◆ **WORK INSTRUCTIONS**: Would you please copy every line from the records that contains the word "Omar"?

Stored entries
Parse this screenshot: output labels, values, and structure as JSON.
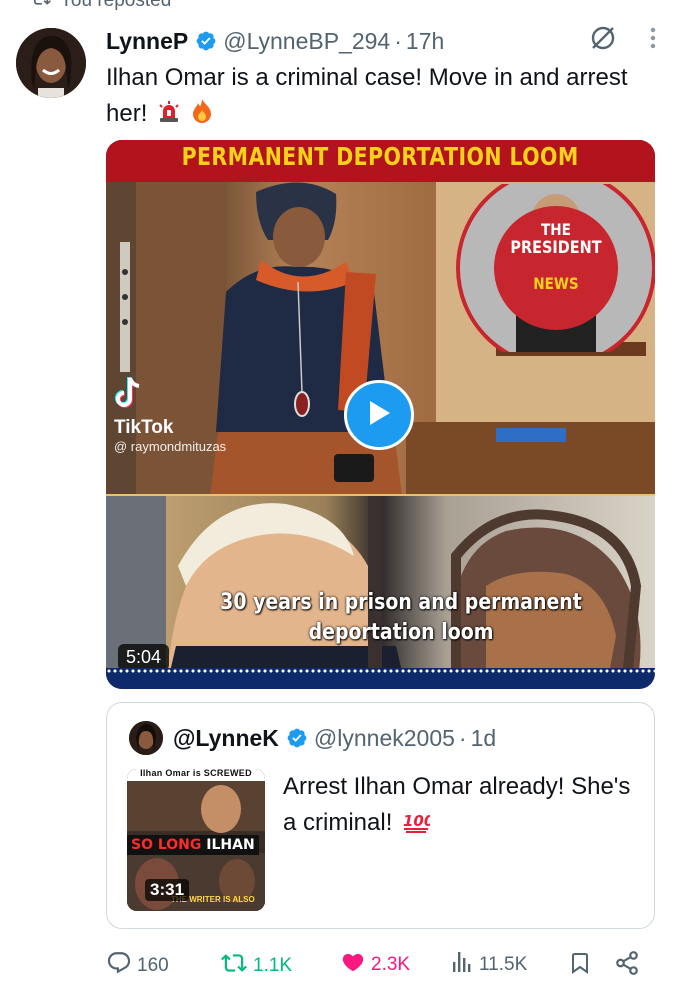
{
  "context": {
    "reposted_label": "You reposted"
  },
  "tweet": {
    "display_name": "LynneP",
    "handle": "@LynneBP_294",
    "separator": "·",
    "time": "17h",
    "text": "Ilhan Omar is a criminal case! Move in and arrest her!",
    "media": {
      "banner_text": "PERMANENT DEPORTATION LOOM",
      "badge_line1": "THE",
      "badge_line2": "PRESIDENT",
      "badge_line3": "NEWS",
      "tiktok_label": "TikTok",
      "tiktok_user": "@ raymondmituzas",
      "caption": "30 years in prison and permanent deportation loom",
      "duration": "5:04"
    },
    "quote": {
      "display_name": "@LynneK",
      "handle": "@lynnek2005",
      "separator": "·",
      "time": "1d",
      "text": "Arrest Ilhan Omar already! She's a criminal!",
      "thumb_title": "Ilhan Omar is SCREWED",
      "thumb_label_red": "SO LONG",
      "thumb_label": "ILHAN",
      "thumb_footer": "THE WRITER IS ALSO",
      "thumb_duration": "3:31"
    },
    "actions": {
      "replies": "160",
      "reposts": "1.1K",
      "likes": "2.3K",
      "views": "11.5K"
    }
  },
  "colors": {
    "accent": "#1d9bf0",
    "repost": "#00ba7c",
    "like": "#f91880",
    "muted": "#536471"
  },
  "icons": [
    "repost-icon",
    "verified-badge-icon",
    "grok-icon",
    "more-icon",
    "siren-emoji-icon",
    "fire-emoji-icon",
    "play-icon",
    "tiktok-icon",
    "hundred-emoji-icon",
    "reply-icon",
    "like-icon",
    "views-icon",
    "bookmark-icon",
    "share-icon"
  ]
}
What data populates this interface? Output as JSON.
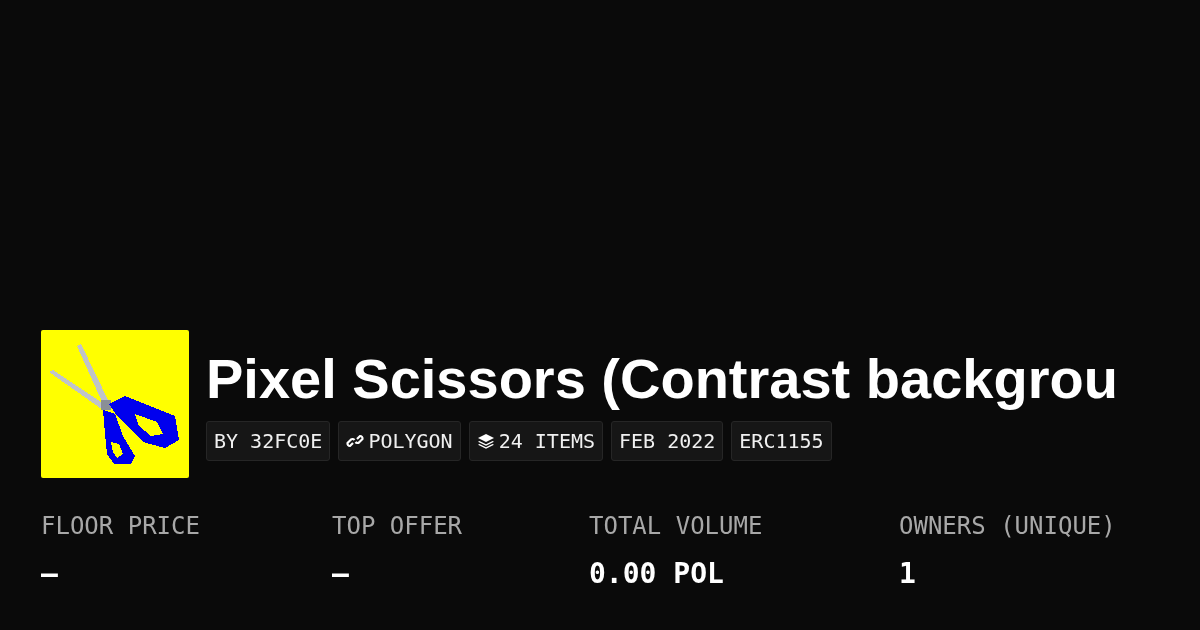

◆ **EXERCISE SOLUTION**:
    "text": "Ilhan Omar is a criminal case! Move in and arrest her!",
      "text": "Arrest Ilhan Omar already! She's a criminal!",
      "thumb_title": "Ilhan Omar is SCREWED",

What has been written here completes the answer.